yung-lysenko-deactivated2014040 asked: Why do you not favor Ron Paul running for President in 2012? Old age?
I mean if I think there is one man capable of running this country, one man who truly understands American monetary and fiscal policy, it is Ron Paul. I could not ask for a more perfect candidate to run!
Oh, I’m not saying I don’t support him winning — I absolutely support that. But let’s be realistic: He’d be treated with more respect, hopefully, this time around, but the Republican Party would never give him the nomination. And if he ran independent…well, we all know how that would go. It’s the running in current conditions I oppose, not the winning.
As for old age — nah.

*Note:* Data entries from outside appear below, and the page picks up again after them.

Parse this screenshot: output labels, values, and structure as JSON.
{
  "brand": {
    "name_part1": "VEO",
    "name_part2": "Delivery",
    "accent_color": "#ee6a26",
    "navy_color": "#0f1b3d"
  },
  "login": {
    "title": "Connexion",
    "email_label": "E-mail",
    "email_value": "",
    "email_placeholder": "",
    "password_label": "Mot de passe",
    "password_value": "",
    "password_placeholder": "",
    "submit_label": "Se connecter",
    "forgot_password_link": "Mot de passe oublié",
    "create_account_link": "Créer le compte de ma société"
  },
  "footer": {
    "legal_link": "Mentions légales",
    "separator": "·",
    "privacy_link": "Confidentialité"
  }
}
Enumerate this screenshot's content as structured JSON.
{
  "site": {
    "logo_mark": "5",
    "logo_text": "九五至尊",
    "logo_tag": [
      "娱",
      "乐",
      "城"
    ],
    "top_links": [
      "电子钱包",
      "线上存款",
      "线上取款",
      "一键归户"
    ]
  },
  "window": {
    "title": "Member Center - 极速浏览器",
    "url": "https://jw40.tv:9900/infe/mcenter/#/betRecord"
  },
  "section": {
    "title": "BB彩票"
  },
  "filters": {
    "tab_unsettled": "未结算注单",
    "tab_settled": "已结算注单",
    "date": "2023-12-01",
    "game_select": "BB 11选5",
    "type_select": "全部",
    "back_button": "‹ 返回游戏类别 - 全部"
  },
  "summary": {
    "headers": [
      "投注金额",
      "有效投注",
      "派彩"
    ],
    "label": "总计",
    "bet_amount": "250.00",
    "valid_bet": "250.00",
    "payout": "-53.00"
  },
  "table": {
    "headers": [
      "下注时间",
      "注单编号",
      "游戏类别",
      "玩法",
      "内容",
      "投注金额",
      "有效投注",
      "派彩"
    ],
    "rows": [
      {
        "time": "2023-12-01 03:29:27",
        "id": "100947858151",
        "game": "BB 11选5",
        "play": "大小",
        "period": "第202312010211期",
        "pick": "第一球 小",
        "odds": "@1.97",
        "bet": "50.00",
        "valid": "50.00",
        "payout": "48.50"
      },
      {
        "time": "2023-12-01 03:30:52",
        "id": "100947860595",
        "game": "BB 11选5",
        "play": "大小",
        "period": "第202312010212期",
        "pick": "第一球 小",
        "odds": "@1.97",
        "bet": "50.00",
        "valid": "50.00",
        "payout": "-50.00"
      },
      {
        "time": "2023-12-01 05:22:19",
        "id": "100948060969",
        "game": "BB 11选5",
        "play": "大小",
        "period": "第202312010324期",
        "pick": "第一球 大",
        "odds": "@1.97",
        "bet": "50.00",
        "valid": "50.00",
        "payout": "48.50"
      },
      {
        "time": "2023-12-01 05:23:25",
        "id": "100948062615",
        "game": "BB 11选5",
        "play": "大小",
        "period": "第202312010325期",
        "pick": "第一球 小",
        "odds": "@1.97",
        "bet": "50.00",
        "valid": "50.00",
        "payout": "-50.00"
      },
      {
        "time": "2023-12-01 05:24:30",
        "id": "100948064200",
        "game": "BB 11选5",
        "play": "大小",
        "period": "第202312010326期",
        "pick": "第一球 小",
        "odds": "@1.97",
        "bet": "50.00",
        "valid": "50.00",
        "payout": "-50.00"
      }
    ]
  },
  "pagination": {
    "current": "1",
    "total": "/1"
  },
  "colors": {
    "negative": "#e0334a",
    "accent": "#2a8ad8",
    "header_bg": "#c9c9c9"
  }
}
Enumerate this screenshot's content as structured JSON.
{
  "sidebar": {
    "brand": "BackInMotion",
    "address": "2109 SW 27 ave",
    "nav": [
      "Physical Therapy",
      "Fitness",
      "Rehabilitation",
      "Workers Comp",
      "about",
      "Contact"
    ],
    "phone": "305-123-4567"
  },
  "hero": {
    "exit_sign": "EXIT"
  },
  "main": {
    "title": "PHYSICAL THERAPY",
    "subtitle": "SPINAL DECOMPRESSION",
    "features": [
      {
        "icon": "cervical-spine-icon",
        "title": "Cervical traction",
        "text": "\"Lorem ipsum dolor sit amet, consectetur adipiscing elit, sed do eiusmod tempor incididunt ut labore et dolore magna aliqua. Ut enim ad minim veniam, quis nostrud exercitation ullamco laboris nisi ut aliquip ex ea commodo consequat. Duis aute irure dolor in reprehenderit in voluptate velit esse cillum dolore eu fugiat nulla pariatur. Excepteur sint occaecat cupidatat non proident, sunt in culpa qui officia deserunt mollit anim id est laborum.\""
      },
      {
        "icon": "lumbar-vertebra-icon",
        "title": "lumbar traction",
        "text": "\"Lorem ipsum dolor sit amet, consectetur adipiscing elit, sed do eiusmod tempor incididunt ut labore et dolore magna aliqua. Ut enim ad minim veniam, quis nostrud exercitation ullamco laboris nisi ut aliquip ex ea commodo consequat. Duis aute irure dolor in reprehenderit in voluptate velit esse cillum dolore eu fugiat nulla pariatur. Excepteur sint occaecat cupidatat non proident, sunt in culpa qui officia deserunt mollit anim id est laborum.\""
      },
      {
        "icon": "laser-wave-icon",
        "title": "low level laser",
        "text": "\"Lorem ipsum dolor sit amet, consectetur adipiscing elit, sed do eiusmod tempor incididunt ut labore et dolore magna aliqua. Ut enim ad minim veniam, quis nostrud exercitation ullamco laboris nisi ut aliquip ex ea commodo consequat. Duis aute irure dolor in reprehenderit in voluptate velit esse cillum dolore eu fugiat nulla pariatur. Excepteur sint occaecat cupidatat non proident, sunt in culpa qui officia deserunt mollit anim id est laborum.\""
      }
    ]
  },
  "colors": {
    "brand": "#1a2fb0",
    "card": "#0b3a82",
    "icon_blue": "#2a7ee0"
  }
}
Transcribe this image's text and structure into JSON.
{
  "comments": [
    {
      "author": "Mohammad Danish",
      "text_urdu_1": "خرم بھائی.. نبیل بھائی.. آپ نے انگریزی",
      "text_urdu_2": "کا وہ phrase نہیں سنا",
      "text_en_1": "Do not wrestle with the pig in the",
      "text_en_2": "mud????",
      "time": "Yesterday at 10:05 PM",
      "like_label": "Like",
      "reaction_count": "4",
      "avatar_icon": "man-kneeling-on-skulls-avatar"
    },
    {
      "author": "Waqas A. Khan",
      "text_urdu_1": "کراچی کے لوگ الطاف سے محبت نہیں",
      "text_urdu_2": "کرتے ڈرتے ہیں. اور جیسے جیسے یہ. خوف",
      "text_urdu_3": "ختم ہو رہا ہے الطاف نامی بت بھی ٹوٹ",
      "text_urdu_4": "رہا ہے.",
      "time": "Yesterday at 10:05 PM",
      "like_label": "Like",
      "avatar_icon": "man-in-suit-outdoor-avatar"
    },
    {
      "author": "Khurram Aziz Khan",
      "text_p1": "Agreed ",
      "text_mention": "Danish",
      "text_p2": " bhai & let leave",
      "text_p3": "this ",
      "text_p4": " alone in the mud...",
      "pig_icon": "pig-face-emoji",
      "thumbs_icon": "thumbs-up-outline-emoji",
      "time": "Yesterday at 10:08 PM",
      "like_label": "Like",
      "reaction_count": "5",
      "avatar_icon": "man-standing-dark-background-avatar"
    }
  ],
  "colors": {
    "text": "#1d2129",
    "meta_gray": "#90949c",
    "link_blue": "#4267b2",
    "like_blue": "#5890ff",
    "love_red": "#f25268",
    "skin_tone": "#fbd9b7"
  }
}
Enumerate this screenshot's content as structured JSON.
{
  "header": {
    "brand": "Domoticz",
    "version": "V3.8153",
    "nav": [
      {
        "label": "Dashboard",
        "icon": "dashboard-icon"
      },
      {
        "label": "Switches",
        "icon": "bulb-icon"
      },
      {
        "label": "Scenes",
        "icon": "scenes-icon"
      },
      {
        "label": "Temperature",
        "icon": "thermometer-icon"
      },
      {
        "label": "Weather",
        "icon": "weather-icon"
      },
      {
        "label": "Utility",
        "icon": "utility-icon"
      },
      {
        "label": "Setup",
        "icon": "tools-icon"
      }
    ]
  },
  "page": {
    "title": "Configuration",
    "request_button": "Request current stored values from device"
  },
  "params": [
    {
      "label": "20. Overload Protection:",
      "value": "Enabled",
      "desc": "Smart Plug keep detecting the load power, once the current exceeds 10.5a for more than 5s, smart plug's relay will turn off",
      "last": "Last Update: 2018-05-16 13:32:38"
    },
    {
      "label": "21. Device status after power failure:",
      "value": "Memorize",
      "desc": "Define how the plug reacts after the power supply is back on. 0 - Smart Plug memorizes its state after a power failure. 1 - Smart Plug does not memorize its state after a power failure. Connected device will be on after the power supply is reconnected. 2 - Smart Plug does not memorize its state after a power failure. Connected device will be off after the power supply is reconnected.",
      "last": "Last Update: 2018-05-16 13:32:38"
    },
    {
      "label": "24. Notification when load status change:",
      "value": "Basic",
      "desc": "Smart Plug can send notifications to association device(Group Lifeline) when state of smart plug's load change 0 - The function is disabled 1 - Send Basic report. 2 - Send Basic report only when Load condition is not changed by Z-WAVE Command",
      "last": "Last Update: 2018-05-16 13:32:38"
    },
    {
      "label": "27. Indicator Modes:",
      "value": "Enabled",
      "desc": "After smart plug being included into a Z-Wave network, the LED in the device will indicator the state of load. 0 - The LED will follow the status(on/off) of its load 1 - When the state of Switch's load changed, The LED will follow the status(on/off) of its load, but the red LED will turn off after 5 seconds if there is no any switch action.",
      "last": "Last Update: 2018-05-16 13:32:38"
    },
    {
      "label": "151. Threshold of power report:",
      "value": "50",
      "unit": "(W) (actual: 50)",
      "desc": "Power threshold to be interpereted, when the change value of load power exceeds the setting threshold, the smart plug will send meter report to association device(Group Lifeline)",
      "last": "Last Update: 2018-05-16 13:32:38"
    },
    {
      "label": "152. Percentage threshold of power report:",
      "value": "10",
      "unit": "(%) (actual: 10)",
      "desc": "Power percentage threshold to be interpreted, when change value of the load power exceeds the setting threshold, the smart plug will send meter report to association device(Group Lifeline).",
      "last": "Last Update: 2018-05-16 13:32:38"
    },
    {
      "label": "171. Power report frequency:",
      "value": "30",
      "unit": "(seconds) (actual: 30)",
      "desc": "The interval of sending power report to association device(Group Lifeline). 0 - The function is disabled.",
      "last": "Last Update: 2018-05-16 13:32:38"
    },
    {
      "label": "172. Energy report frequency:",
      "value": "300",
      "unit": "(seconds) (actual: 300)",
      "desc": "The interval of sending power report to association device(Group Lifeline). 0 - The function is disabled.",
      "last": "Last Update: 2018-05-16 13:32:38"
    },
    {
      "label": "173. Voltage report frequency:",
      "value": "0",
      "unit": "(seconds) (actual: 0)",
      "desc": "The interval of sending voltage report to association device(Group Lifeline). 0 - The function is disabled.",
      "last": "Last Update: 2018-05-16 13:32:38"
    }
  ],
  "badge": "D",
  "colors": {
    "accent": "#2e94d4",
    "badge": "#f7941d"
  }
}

I don’t care about that, though I’m not naive enough to think that the voting public shares my view.
In a nutshell, what I think is this: Remember how Ralph Nader ran a bunch of educational campaigns? The first couple times it was a good thing for his cause. He forced discussion of issues that might otherwise have been ignored. But with each successive campaign, he was taken less and less seriously, until finally the Green Party wouldn’t even have him as their candidate. I don’t say that to trivialize Nader, but simply to state a fact.
The thing is, Nader rose to fame in a mostly pre-internet America. With the internet, everything happens faster — much faster. That’s why I think Ron Paul has more to lose running than not: It might not take three or four campaigns nowadays to get to Nader’s position. It might only take two. The first time is educational, the second failure.
My second reason is that Ron Paul’s in a good place right now. He’s on the news all the time, sharing his views with massive audiences. He’s chairing the monetary policy subcommittee. He has a committed and active grassroots base and good fund-raising abilities. What would he gain from running again?